“With the same emphasis in visual development and pre-production, the VAD focuses on not only design but creation of real-time assets from initial lookdev to produc- tion-ready models and environments for virtual production,” details Mujia Liao, Head of Virtual Art Department/Art Director at Pixomondo Toronto.
“We process practical scans and create custom assets to block out initial environments, allowing our clients to do virtual scouts and pre-light early on. In addition to the pre- liminary environment build, the VAD will also supply close to final key visuals by over-painting and hand-off design packages including photographic references and mood boards. This design package and early environment build sets a solid foundation for our virtual production and VFXteams to take further into fully realized worlds.”
Martin Macrae, Framestore: “Blade Runner 2049 was a definite highlight for all of us. For Vegas, we worked initially from designs coming from the production designer and Syd Mead sketches, and working closely with VFX we set to work designing everything from large buildings right down to street-level details, also designing the spinner drone that flew over the city – everything was thought out. We generated hundreds of sketches, paintings and 3D models, all with the purpose to help finalize a look for this sequence so the Montreal team could generate the final shots. As an art department we worked on Blade Runner for over a year and loved every second of it!”

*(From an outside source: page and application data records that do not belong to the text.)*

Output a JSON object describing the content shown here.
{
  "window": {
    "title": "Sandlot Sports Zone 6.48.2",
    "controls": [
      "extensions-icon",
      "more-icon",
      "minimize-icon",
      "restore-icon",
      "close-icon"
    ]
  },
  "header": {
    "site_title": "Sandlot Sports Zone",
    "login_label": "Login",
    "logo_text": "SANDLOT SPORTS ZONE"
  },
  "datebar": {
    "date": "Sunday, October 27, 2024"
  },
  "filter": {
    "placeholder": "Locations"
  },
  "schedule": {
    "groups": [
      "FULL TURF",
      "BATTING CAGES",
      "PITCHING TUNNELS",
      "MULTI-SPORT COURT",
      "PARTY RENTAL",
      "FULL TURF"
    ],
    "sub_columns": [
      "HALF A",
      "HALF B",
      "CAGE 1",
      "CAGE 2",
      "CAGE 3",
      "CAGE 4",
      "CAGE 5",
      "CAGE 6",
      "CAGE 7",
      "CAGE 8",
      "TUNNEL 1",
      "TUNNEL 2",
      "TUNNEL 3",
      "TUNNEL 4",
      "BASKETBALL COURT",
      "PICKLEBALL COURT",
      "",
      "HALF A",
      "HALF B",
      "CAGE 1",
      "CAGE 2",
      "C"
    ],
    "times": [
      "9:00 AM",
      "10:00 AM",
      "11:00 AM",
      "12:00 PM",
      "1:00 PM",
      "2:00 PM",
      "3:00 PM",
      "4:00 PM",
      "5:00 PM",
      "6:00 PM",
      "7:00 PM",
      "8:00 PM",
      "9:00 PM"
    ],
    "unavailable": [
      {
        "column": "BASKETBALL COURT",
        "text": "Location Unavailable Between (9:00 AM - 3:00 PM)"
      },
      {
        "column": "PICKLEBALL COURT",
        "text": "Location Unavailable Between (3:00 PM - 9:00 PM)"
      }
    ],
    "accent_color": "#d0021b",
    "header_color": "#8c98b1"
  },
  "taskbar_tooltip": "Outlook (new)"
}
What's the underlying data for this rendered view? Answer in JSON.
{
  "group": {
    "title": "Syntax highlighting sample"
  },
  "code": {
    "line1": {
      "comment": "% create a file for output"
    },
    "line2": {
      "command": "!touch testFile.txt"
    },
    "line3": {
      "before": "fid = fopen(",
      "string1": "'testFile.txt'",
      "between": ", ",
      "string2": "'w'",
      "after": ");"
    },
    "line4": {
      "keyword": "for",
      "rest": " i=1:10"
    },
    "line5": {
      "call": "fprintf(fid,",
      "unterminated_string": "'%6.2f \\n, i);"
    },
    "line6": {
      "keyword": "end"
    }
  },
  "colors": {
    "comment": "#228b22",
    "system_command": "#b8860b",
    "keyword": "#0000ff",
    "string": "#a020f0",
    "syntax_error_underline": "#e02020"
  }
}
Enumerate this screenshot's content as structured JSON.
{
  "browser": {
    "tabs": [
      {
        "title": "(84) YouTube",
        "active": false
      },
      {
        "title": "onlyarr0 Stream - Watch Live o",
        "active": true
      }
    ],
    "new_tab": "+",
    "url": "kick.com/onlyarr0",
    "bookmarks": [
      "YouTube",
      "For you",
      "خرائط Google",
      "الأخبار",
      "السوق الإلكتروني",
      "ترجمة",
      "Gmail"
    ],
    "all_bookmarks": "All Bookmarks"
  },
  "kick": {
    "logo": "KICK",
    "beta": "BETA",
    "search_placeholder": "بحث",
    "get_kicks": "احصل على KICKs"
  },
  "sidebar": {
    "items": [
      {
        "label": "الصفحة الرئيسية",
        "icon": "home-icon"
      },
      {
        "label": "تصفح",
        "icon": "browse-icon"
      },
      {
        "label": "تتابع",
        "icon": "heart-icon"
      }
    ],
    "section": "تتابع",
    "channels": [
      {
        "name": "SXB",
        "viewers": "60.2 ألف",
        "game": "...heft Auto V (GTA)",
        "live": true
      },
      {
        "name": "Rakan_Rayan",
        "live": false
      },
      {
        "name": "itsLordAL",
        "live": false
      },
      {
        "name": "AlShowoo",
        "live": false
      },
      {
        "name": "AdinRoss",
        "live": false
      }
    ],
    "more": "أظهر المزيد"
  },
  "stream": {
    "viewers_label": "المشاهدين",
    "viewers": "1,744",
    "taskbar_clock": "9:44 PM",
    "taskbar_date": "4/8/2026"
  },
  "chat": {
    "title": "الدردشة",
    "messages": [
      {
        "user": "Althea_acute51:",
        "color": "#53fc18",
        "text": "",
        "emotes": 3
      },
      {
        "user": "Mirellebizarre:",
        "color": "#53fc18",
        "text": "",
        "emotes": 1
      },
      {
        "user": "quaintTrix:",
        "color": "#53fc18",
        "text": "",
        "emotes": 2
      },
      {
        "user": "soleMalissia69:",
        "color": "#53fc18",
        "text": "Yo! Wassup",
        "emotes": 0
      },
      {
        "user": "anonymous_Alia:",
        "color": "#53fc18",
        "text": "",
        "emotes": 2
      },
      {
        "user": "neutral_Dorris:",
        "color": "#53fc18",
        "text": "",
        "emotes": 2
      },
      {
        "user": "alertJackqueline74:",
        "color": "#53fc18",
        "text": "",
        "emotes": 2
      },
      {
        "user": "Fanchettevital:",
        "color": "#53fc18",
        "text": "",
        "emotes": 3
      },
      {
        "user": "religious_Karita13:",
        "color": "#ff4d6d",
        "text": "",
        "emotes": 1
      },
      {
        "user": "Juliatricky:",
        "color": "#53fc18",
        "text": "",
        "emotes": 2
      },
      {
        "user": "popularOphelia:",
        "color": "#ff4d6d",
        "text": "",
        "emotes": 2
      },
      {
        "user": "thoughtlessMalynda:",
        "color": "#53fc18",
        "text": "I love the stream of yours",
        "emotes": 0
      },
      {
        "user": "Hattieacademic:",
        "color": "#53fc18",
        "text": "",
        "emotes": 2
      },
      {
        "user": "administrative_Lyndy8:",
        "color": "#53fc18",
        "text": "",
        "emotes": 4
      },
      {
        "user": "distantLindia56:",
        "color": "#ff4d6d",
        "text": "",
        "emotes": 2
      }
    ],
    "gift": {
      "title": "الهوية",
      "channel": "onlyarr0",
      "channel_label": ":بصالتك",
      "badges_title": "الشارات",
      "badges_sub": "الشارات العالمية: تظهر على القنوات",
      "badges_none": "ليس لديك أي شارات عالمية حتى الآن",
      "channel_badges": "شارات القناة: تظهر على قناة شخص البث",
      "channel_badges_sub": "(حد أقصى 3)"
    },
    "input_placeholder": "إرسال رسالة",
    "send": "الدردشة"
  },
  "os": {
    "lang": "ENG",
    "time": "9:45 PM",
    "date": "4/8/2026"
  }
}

James Clyne, ILM: “On The Last Jedi we had to design this bomber. We were asking ourselves, what is a Star Wars bomber? How does that work in space? I started developing something that had a vertical bomb bay rather than a typical horizontal one. The director, Rian Johnson, said, ‘I like the idea, but you’re going to have to really show me that it works.’ So we went back to the drawing board and did drawings and models of it. It was story driving the design rather than the design driving the story. Through discussions and weeks and weeks building out what this could be, it became what you saw in the movie, which was amazing.”